Records shown Start Marker
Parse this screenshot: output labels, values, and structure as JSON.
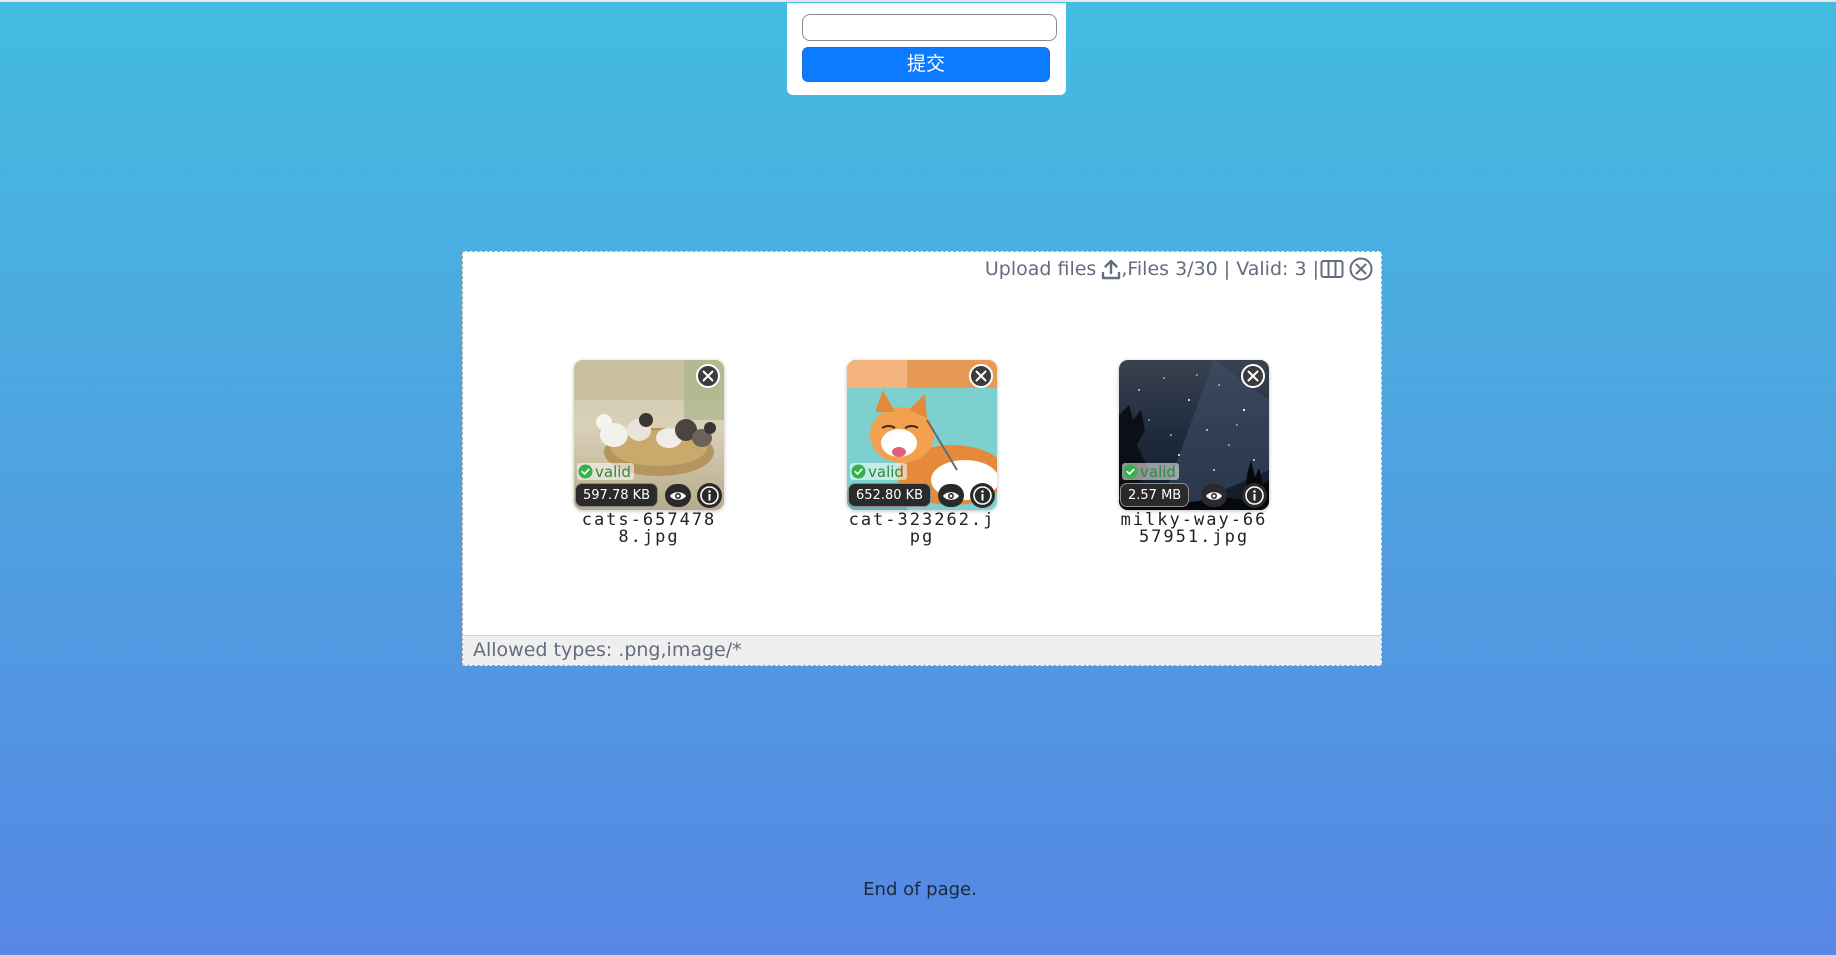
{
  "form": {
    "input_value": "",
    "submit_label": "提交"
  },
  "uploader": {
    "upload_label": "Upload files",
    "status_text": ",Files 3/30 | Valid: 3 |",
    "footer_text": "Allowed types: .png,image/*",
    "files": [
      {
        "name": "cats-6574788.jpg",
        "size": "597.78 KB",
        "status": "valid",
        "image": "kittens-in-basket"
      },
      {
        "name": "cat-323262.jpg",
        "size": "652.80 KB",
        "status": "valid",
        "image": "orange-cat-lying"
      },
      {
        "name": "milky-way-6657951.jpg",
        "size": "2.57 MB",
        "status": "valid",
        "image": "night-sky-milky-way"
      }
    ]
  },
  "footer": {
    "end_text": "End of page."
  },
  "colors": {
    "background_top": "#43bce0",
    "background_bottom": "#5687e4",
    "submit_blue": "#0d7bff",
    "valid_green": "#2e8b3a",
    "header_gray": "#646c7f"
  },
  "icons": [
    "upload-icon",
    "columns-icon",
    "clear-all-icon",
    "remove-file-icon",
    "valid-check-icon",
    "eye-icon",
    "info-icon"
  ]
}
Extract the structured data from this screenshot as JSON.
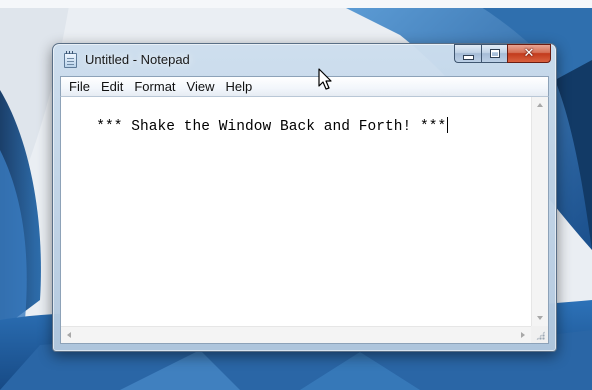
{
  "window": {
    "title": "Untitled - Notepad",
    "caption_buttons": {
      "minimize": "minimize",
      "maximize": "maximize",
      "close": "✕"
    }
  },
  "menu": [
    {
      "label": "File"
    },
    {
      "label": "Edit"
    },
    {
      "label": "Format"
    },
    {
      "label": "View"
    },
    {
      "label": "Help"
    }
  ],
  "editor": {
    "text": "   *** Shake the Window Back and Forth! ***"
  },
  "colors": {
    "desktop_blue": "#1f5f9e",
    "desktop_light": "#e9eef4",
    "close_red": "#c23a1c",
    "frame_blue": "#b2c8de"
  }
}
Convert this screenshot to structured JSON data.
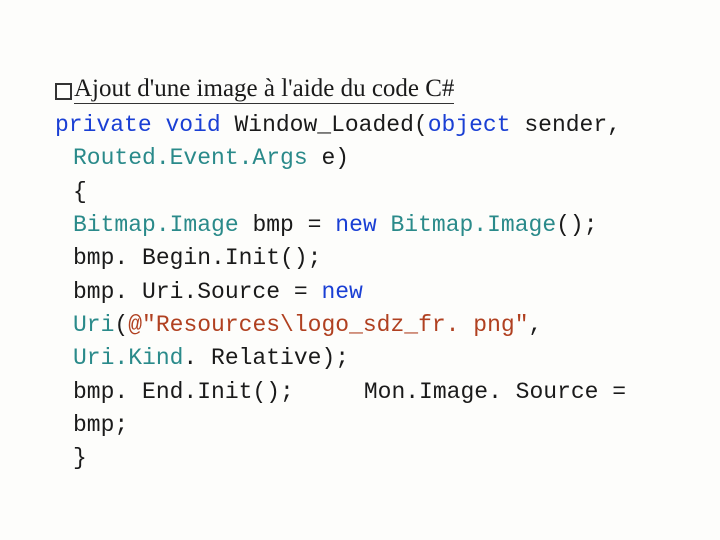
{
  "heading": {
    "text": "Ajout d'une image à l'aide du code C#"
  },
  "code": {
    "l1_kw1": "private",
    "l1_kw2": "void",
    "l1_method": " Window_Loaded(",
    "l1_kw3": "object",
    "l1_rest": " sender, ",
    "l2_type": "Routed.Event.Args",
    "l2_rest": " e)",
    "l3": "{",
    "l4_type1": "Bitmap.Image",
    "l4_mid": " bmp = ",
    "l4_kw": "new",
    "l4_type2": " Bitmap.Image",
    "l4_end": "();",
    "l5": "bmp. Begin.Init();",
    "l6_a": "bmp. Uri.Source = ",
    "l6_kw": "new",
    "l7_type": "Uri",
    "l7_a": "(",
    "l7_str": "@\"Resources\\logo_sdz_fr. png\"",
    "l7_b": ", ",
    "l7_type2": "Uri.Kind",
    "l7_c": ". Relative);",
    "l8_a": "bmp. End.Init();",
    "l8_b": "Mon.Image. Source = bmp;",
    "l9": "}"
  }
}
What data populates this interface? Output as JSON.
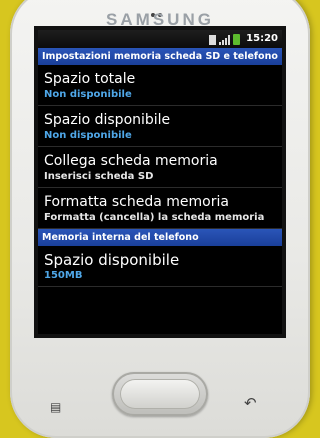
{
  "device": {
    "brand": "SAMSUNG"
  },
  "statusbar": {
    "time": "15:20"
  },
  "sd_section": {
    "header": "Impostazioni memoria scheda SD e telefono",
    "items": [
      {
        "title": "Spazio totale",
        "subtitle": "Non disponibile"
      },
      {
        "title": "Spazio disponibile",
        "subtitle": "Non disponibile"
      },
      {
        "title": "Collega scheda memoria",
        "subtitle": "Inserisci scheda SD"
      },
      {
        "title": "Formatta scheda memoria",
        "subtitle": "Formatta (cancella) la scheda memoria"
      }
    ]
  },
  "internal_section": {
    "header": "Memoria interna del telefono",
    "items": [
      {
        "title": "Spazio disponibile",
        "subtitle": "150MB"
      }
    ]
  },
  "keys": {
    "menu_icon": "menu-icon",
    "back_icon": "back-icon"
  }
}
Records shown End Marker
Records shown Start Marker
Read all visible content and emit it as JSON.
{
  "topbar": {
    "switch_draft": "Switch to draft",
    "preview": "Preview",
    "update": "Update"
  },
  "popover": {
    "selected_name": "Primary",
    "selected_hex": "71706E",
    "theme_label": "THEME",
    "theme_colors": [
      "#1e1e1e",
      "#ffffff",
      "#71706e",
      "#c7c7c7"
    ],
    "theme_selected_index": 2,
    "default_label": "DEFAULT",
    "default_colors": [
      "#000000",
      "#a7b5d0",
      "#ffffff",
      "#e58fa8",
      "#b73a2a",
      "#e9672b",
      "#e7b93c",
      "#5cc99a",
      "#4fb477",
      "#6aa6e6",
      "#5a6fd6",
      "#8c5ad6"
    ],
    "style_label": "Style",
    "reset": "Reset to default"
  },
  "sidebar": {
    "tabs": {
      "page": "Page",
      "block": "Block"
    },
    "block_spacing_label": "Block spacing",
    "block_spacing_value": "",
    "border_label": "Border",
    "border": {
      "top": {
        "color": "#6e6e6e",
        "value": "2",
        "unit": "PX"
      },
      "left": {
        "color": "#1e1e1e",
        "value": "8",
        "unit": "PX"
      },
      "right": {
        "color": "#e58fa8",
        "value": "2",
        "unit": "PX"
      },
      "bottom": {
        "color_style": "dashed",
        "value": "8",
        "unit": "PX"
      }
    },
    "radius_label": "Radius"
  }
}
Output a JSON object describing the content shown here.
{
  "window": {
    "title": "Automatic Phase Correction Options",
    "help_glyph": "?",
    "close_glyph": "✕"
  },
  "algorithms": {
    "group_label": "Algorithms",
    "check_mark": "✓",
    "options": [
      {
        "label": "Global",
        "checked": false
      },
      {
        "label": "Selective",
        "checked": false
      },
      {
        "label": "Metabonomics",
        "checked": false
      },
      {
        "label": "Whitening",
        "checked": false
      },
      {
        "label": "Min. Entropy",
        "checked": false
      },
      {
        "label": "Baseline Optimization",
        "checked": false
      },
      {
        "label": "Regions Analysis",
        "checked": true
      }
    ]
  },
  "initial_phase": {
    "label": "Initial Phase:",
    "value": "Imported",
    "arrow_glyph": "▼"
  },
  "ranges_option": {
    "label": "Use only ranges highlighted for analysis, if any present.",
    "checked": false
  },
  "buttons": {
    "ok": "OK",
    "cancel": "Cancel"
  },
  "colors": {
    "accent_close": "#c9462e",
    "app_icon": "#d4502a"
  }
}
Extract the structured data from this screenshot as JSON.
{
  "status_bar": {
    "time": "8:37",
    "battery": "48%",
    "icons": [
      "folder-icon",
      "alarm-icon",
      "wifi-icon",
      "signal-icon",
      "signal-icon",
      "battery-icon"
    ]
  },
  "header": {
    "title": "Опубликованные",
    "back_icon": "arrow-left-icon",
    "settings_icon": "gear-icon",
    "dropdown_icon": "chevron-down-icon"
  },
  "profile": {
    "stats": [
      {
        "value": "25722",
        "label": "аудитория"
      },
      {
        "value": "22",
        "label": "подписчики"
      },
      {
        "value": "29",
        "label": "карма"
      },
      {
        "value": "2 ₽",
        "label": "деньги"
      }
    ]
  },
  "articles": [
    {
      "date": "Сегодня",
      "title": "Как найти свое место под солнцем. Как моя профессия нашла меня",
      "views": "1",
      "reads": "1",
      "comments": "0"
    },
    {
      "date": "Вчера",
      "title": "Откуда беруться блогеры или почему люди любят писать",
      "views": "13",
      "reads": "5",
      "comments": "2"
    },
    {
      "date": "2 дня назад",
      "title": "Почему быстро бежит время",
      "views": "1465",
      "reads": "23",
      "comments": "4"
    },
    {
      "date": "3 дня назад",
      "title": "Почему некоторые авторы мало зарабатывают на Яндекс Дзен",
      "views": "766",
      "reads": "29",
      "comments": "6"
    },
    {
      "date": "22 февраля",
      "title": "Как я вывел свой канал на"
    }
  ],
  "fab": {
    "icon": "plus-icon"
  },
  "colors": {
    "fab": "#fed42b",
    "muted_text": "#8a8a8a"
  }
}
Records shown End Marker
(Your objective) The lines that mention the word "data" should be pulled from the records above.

(Problem solution)
Extract the structured data from this screenshot as JSON.
Convert this screenshot to structured JSON data.
What data populates this interface? Output as JSON.
Extract the structured data from this screenshot as JSON.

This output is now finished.